Your goal: A single number is the answer: the count of lines in these records with "icon" in them.
#### Material for the task
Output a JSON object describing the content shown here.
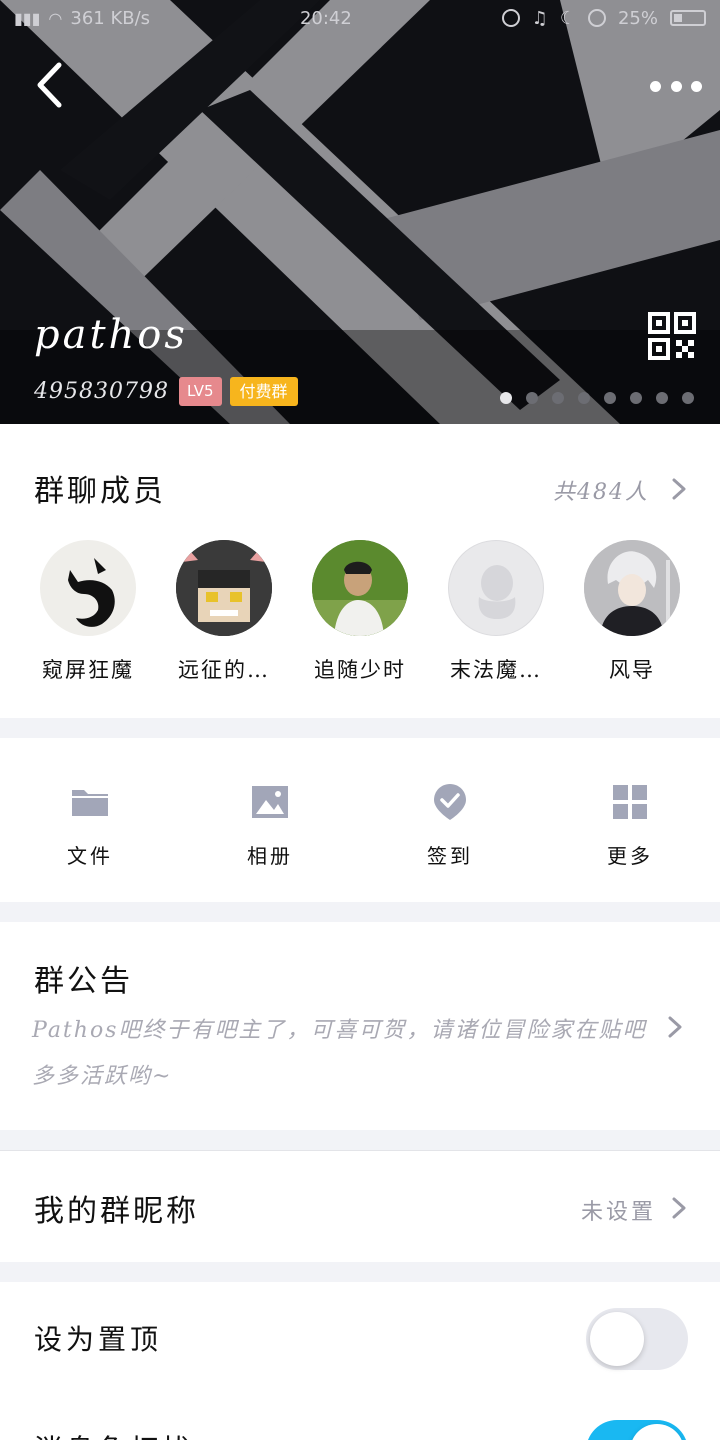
{
  "status_bar": {
    "speed": "361 KB/s",
    "time": "20:42",
    "battery": "25%"
  },
  "header": {
    "group_name": "pathos",
    "group_id": "495830798",
    "level_badge": "LV5",
    "paid_badge": "付费群",
    "page_count": 8,
    "active_page": 1
  },
  "members": {
    "title": "群聊成员",
    "count_label": "共484人",
    "list": [
      {
        "name": "窥屏狂魔",
        "avatar": "black-cat-avatar"
      },
      {
        "name": "远征的…",
        "avatar": "pixel-character-avatar"
      },
      {
        "name": "追随少时",
        "avatar": "young-man-avatar"
      },
      {
        "name": "末法魔…",
        "avatar": "default-penguin-avatar"
      },
      {
        "name": "风导",
        "avatar": "anime-character-avatar"
      }
    ]
  },
  "tools": {
    "items": [
      {
        "label": "文件",
        "icon": "folder-icon"
      },
      {
        "label": "相册",
        "icon": "image-icon"
      },
      {
        "label": "签到",
        "icon": "checkin-icon"
      },
      {
        "label": "更多",
        "icon": "grid-icon"
      }
    ]
  },
  "notice": {
    "title": "群公告",
    "text": "Pathos吧终于有吧主了，可喜可贺，请诸位冒险家在贴吧多多活跃哟~"
  },
  "nickname": {
    "title": "我的群昵称",
    "value": "未设置"
  },
  "settings": {
    "items": [
      {
        "label": "设为置顶",
        "enabled": false
      },
      {
        "label": "消息免打扰",
        "enabled": true
      }
    ]
  },
  "colors": {
    "accent": "#19b8f2",
    "level_badge": "#e6898d",
    "paid_badge": "#f7b51d",
    "secondary_text": "#9a9aa6"
  }
}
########
Response area: 4